## [ABOUT THIS EXERCISE]
For the records shown below, return an exact copy that excludes the pictures.

^^^^

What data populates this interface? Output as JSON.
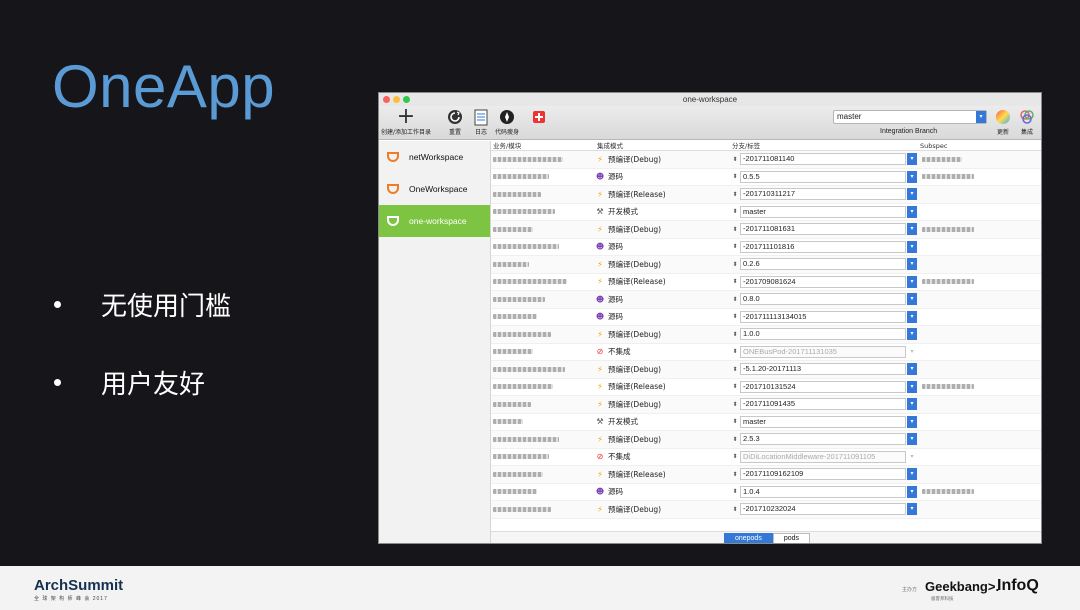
{
  "slide": {
    "title": "OneApp",
    "bullets": [
      "无使用门槛",
      "用户友好"
    ]
  },
  "window": {
    "title": "one-workspace",
    "toolbar": {
      "buttons": [
        {
          "label": "创建/添加工作目录",
          "icon": "plus-icon"
        },
        {
          "label": "重置",
          "icon": "reset-icon"
        },
        {
          "label": "日志",
          "icon": "log-icon"
        },
        {
          "label": "代码瘦身",
          "icon": "code-slim-icon"
        },
        {
          "label": "",
          "icon": "medkit-icon"
        }
      ],
      "branch_value": "master",
      "branch_label": "Integration Branch",
      "right_buttons": [
        {
          "label": "更新",
          "icon": "color-wheel-icon"
        },
        {
          "label": "集成",
          "icon": "integrate-icon"
        }
      ]
    },
    "sidebar": [
      {
        "label": "netWorkspace",
        "active": false
      },
      {
        "label": "OneWorkspace",
        "active": false
      },
      {
        "label": "one-workspace",
        "active": true
      }
    ],
    "table": {
      "headers": [
        "业务/模块",
        "集成模式",
        "分支/标签",
        "Subspec"
      ],
      "rows": [
        {
          "mode": "预编译(Debug)",
          "icon": "lightning-icon",
          "branch": "-201711081140",
          "enabled": true
        },
        {
          "mode": "源码",
          "icon": "devil-icon",
          "branch": "0.5.5",
          "enabled": true
        },
        {
          "mode": "预编译(Release)",
          "icon": "lightning-icon",
          "branch": "-201710311217",
          "enabled": true
        },
        {
          "mode": "开发模式",
          "icon": "hammer-icon",
          "branch": "master",
          "enabled": true
        },
        {
          "mode": "预编译(Debug)",
          "icon": "lightning-icon",
          "branch": "-201711081631",
          "enabled": true
        },
        {
          "mode": "源码",
          "icon": "devil-icon",
          "branch": "-201711101816",
          "enabled": true
        },
        {
          "mode": "预编译(Debug)",
          "icon": "lightning-icon",
          "branch": "0.2.6",
          "enabled": true
        },
        {
          "mode": "预编译(Release)",
          "icon": "lightning-icon",
          "branch": "-201709081624",
          "enabled": true
        },
        {
          "mode": "源码",
          "icon": "devil-icon",
          "branch": "0.8.0",
          "enabled": true
        },
        {
          "mode": "源码",
          "icon": "devil-icon",
          "branch": "-201711113134015",
          "enabled": true
        },
        {
          "mode": "预编译(Debug)",
          "icon": "lightning-icon",
          "branch": "1.0.0",
          "enabled": true
        },
        {
          "mode": "不集成",
          "icon": "prohibited-icon",
          "branch": "ONEBusPod-201711131035",
          "enabled": false
        },
        {
          "mode": "预编译(Debug)",
          "icon": "lightning-icon",
          "branch": "-5.1.20-20171113",
          "enabled": true
        },
        {
          "mode": "预编译(Release)",
          "icon": "lightning-icon",
          "branch": "-201710131524",
          "enabled": true
        },
        {
          "mode": "预编译(Debug)",
          "icon": "lightning-icon",
          "branch": "-201711091435",
          "enabled": true
        },
        {
          "mode": "开发模式",
          "icon": "hammer-icon",
          "branch": "master",
          "enabled": true
        },
        {
          "mode": "预编译(Debug)",
          "icon": "lightning-icon",
          "branch": "2.5.3",
          "enabled": true
        },
        {
          "mode": "不集成",
          "icon": "prohibited-icon",
          "branch": "DiDiLocationMiddleware-201711091105",
          "enabled": false
        },
        {
          "mode": "预编译(Release)",
          "icon": "lightning-icon",
          "branch": "-20171109162109",
          "enabled": true
        },
        {
          "mode": "源码",
          "icon": "devil-icon",
          "branch": "1.0.4",
          "enabled": true
        },
        {
          "mode": "预编译(Debug)",
          "icon": "lightning-icon",
          "branch": "-201710232024",
          "enabled": true
        }
      ]
    },
    "tabs": [
      "onepods",
      "pods"
    ],
    "active_tab": "onepods"
  },
  "footer": {
    "arch_logo": "ArchSummit",
    "arch_sub": "全 球 架 构 师 峰 会 2017",
    "sponsor_label": "主办方",
    "geek": "Geekbang>.",
    "geek_sub": "极客邦科技",
    "infoq": "InfoQ"
  },
  "colors": {
    "title_blue": "#5b9bd5",
    "active_green": "#7cc442",
    "select_blue": "#3478d8",
    "logo_orange": "#f37b24"
  }
}
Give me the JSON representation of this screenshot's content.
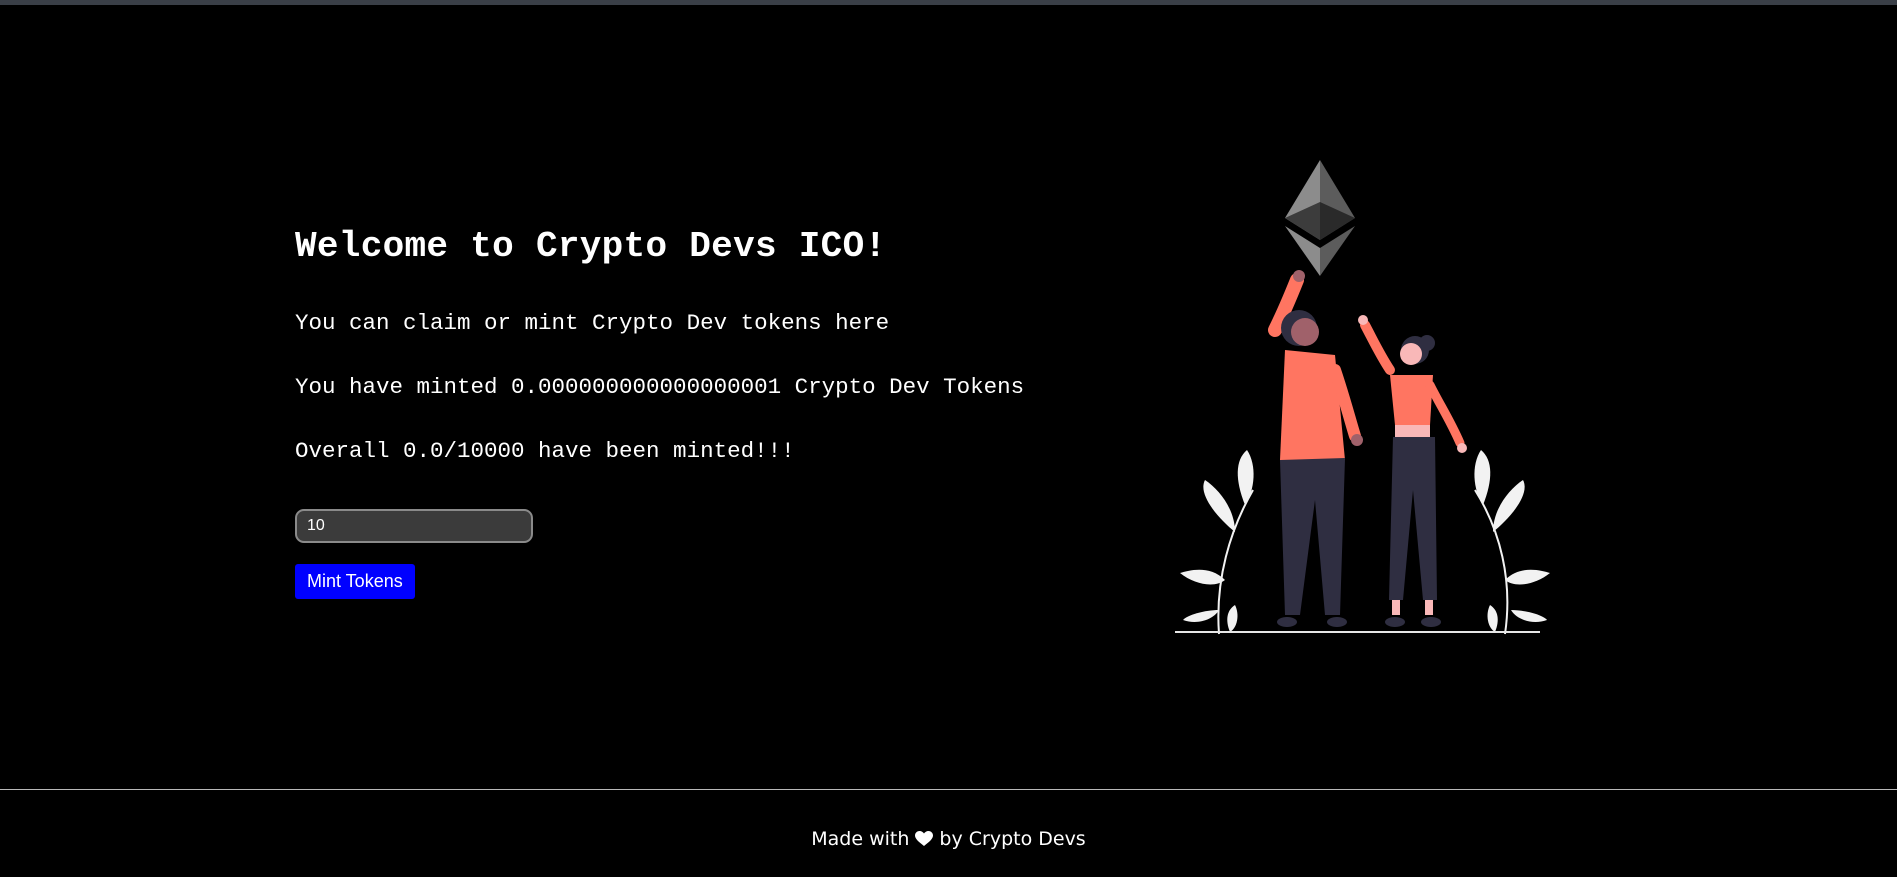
{
  "hero": {
    "title": "Welcome to Crypto Devs ICO!",
    "description_claim": "You can claim or mint Crypto Dev tokens here",
    "description_minted": "You have minted 0.000000000000000001 Crypto Dev Tokens",
    "description_overall": "Overall 0.0/10000 have been minted!!!"
  },
  "mint_form": {
    "amount_value": "10",
    "mint_button_label": "Mint Tokens"
  },
  "illustration": {
    "icons": [
      "ethereum-logo-icon",
      "person-cheering-icon",
      "plant-leaf-icon"
    ],
    "colors": {
      "shirt": "#ff7561",
      "pants": "#2f2e41",
      "leaves": "#f2f2f2",
      "skin": "#a0616a"
    }
  },
  "footer": {
    "prefix": "Made with",
    "heart_icon": "heart-icon",
    "suffix": "by Crypto Devs"
  },
  "colors": {
    "background": "#000000",
    "button_bg": "#0000ff",
    "text": "#ffffff"
  }
}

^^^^

## [ANSWER BOX]
What data populates this interface? Output as JSON.
{
  "slide": {
    "title": "OneApp",
    "bullets": [
      "无使用门槛",
      "用户友好"
    ]
  },
  "window": {
    "title": "one-workspace",
    "toolbar": {
      "buttons": [
        {
          "label": "创建/添加工作目录",
          "icon": "plus-icon"
        },
        {
          "label": "重置",
          "icon": "reset-icon"
        },
        {
          "label": "日志",
          "icon": "log-icon"
        },
        {
          "label": "代码瘦身",
          "icon": "code-slim-icon"
        },
        {
          "label": "",
          "icon": "medkit-icon"
        }
      ],
      "branch_value": "master",
      "branch_label": "Integration Branch",
      "right_buttons": [
        {
          "label": "更新",
          "icon": "color-wheel-icon"
        },
        {
          "label": "集成",
          "icon": "integrate-icon"
        }
      ]
    },
    "sidebar": [
      {
        "label": "netWorkspace",
        "active": false
      },
      {
        "label": "OneWorkspace",
        "active": false
      },
      {
        "label": "one-workspace",
        "active": true
      }
    ],
    "table": {
      "headers": [
        "业务/模块",
        "集成模式",
        "分支/标签",
        "Subspec"
      ],
      "rows": [
        {
          "mode": "预编译(Debug)",
          "icon": "lightning-icon",
          "branch": "-201711081140",
          "enabled": true
        },
        {
          "mode": "源码",
          "icon": "devil-icon",
          "branch": "0.5.5",
          "enabled": true
        },
        {
          "mode": "预编译(Release)",
          "icon": "lightning-icon",
          "branch": "-201710311217",
          "enabled": true
        },
        {
          "mode": "开发模式",
          "icon": "hammer-icon",
          "branch": "master",
          "enabled": true
        },
        {
          "mode": "预编译(Debug)",
          "icon": "lightning-icon",
          "branch": "-201711081631",
          "enabled": true
        },
        {
          "mode": "源码",
          "icon": "devil-icon",
          "branch": "-201711101816",
          "enabled": true
        },
        {
          "mode": "预编译(Debug)",
          "icon": "lightning-icon",
          "branch": "0.2.6",
          "enabled": true
        },
        {
          "mode": "预编译(Release)",
          "icon": "lightning-icon",
          "branch": "-201709081624",
          "enabled": true
        },
        {
          "mode": "源码",
          "icon": "devil-icon",
          "branch": "0.8.0",
          "enabled": true
        },
        {
          "mode": "源码",
          "icon": "devil-icon",
          "branch": "-201711113134015",
          "enabled": true
        },
        {
          "mode": "预编译(Debug)",
          "icon": "lightning-icon",
          "branch": "1.0.0",
          "enabled": true
        },
        {
          "mode": "不集成",
          "icon": "prohibited-icon",
          "branch": "ONEBusPod-201711131035",
          "enabled": false
        },
        {
          "mode": "预编译(Debug)",
          "icon": "lightning-icon",
          "branch": "-5.1.20-20171113",
          "enabled": true
        },
        {
          "mode": "预编译(Release)",
          "icon": "lightning-icon",
          "branch": "-201710131524",
          "enabled": true
        },
        {
          "mode": "预编译(Debug)",
          "icon": "lightning-icon",
          "branch": "-201711091435",
          "enabled": true
        },
        {
          "mode": "开发模式",
          "icon": "hammer-icon",
          "branch": "master",
          "enabled": true
        },
        {
          "mode": "预编译(Debug)",
          "icon": "lightning-icon",
          "branch": "2.5.3",
          "enabled": true
        },
        {
          "mode": "不集成",
          "icon": "prohibited-icon",
          "branch": "DiDiLocationMiddleware-201711091105",
          "enabled": false
        },
        {
          "mode": "预编译(Release)",
          "icon": "lightning-icon",
          "branch": "-20171109162109",
          "enabled": true
        },
        {
          "mode": "源码",
          "icon": "devil-icon",
          "branch": "1.0.4",
          "enabled": true
        },
        {
          "mode": "预编译(Debug)",
          "icon": "lightning-icon",
          "branch": "-201710232024",
          "enabled": true
        }
      ]
    },
    "tabs": [
      "onepods",
      "pods"
    ],
    "active_tab": "onepods"
  },
  "footer": {
    "arch_logo": "ArchSummit",
    "arch_sub": "全 球 架 构 师 峰 会 2017",
    "sponsor_label": "主办方",
    "geek": "Geekbang>.",
    "geek_sub": "极客邦科技",
    "infoq": "InfoQ"
  },
  "colors": {
    "title_blue": "#5b9bd5",
    "active_green": "#7cc442",
    "select_blue": "#3478d8",
    "logo_orange": "#f37b24"
  }
}
Give me the JSON representation of this screenshot's content.
{
  "hero": {
    "title": "Welcome to Crypto Devs ICO!",
    "description_claim": "You can claim or mint Crypto Dev tokens here",
    "description_minted": "You have minted 0.000000000000000001 Crypto Dev Tokens",
    "description_overall": "Overall 0.0/10000 have been minted!!!"
  },
  "mint_form": {
    "amount_value": "10",
    "mint_button_label": "Mint Tokens"
  },
  "illustration": {
    "icons": [
      "ethereum-logo-icon",
      "person-cheering-icon",
      "plant-leaf-icon"
    ],
    "colors": {
      "shirt": "#ff7561",
      "pants": "#2f2e41",
      "leaves": "#f2f2f2",
      "skin": "#a0616a"
    }
  },
  "footer": {
    "prefix": "Made with",
    "heart_icon": "heart-icon",
    "suffix": "by Crypto Devs"
  },
  "colors": {
    "background": "#000000",
    "button_bg": "#0000ff",
    "text": "#ffffff"
  }
}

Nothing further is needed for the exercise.